“I don’t want this to be the story that I’m telling,” says Offred in The Handmaid’s Tale. But her shadow self, the previous Offred, has left a message carved for her in the closet floor.
The shadow self isn’t only a way of thinking about writing, though. The shadow self also offers a way of thinking about the desires that we ourselves repress, and how we would enact them if only we were able to seize the power to do so.
Charmaine of The Heart Goes Last would like to lose herself in sexual abandon the way her sexbot replica does, so much so that she creates an alter ego named Jasmine that will allow her to do just that. Oryx and Crake’s Jimmy hates his shadow self Crake, but he also harbors the fantasy of wiping out the human race, the way Crake does. The three heroines of The Robber Bride fight to keep their domestic lives safe and secure from their collective shadow self Zenia, but they are also immensely drawn to the idea of doing as Zenia does: using and then discarding men with abandon, and ripping up all that is tidy and domestic. It’s just that they can’t afford to live as she does. It would render them powerless.
The shadow self trope is, at its heart, a power fantasy. That’s part of why it’s so fundamental to Atwood’s work.
Today, the questions that concern Atwood increasingly concern the rest of the world as well
“I’ve never been a person to believe, ‘Oh, they’re just funning. They’re just fooling around. It’s just to get votes,’” Atwood said at New York City’s BookCon in June. She was talking about whether or not to believe a politician’s threats. “I don’t believe that. I believe that people will actually do the things they say they’re going to do if they get the chance to do them.”
We are currently living in a time in which a politician has talked quite extensively about all the things he would like to do if he were able to — and now he’s seized enough power that he might conceivably do so. The part of the country that many on the left used to think of as America’s shadow self has seized control of the country, and dystopia feels as though it’s looming ever closer.
Part of Atwood’s gift as a novelist is that she gives us the tools and the framework to think about these questions: about what it means to be powerless, and about what anxieties and fantasies we repress when we lack the power to act on them, only to see them turned into weapons in someone else’s hands. Reading Atwood now, at this moment, feels like peering behind a curtain at the invisible levers of power at work all around us: She makes them visible and legible.
Atwood began this work of naming and describing power 50 years ago, and she continued working on it as it cycled in and out of fashion. And now, at last, as she enters the elder statesman phase of her career, her time has come. The questions that have informed her work for the past 50 years are now some of the most urgent questions facing today’s society.

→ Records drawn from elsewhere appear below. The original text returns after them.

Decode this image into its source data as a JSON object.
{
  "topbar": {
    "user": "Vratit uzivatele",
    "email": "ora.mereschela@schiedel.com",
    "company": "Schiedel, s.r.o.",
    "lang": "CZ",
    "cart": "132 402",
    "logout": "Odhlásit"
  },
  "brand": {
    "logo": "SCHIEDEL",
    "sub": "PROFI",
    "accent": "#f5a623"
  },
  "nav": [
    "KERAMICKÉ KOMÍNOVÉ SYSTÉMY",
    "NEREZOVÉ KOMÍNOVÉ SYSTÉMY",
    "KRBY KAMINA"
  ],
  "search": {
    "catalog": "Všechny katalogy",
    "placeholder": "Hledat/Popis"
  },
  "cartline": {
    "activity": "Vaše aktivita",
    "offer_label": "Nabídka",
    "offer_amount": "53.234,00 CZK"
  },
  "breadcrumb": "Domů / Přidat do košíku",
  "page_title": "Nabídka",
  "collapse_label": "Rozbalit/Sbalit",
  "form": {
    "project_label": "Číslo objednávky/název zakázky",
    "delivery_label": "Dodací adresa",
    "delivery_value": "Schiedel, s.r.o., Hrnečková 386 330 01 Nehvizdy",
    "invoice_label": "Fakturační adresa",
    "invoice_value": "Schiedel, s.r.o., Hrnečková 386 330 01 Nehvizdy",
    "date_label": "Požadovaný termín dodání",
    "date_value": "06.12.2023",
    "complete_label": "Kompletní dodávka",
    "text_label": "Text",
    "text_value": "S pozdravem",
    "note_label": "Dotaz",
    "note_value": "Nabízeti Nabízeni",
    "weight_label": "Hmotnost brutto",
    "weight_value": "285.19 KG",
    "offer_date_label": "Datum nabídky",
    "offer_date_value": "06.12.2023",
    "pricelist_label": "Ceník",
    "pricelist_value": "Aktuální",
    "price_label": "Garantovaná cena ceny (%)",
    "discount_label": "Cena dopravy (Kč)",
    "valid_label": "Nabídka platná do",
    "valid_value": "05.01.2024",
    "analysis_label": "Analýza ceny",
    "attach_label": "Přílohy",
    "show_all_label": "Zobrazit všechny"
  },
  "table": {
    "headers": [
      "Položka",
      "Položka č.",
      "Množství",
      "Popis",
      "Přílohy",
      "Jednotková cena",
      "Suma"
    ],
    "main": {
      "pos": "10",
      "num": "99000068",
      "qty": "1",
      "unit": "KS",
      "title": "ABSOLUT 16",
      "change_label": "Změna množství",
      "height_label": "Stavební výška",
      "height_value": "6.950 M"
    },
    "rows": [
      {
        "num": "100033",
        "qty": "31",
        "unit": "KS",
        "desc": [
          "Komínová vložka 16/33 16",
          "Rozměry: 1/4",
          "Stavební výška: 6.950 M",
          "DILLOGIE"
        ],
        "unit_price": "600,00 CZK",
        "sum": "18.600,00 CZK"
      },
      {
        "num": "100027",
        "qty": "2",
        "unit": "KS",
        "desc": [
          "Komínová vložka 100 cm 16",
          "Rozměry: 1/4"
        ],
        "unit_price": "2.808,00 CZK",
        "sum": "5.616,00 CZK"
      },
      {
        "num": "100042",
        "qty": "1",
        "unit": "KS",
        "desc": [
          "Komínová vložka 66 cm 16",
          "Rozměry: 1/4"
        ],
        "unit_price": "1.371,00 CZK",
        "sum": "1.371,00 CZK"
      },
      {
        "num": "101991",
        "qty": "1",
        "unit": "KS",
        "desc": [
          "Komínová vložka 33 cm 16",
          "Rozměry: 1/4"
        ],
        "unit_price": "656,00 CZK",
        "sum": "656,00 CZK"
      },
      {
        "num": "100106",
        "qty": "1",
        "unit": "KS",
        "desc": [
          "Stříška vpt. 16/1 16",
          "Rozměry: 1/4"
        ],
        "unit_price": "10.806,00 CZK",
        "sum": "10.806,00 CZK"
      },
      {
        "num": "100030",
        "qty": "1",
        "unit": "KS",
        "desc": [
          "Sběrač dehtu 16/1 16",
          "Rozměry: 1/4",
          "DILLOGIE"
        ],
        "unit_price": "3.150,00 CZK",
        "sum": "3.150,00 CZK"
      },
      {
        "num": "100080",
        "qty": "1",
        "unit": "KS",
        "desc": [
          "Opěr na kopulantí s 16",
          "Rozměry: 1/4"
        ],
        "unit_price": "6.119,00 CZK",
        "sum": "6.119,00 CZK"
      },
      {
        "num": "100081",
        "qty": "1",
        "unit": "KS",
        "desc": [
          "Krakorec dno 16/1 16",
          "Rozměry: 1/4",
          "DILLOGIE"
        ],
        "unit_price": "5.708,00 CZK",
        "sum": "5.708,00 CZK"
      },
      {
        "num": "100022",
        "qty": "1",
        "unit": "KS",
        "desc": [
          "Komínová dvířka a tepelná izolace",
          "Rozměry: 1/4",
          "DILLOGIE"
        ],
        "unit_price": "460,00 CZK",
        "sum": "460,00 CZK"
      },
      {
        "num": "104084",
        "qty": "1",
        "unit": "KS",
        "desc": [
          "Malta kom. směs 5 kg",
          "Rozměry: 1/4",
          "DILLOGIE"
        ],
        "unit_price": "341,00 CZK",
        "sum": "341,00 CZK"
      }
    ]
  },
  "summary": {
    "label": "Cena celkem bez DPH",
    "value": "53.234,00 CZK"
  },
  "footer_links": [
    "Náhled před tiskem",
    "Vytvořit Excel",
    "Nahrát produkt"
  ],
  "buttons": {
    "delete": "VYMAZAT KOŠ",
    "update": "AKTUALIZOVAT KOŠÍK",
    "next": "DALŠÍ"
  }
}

Correction: An earlier version of this article said that dystopias make up 5 of Atwood’s 17 books. They actually make up 5 of her 17 novels.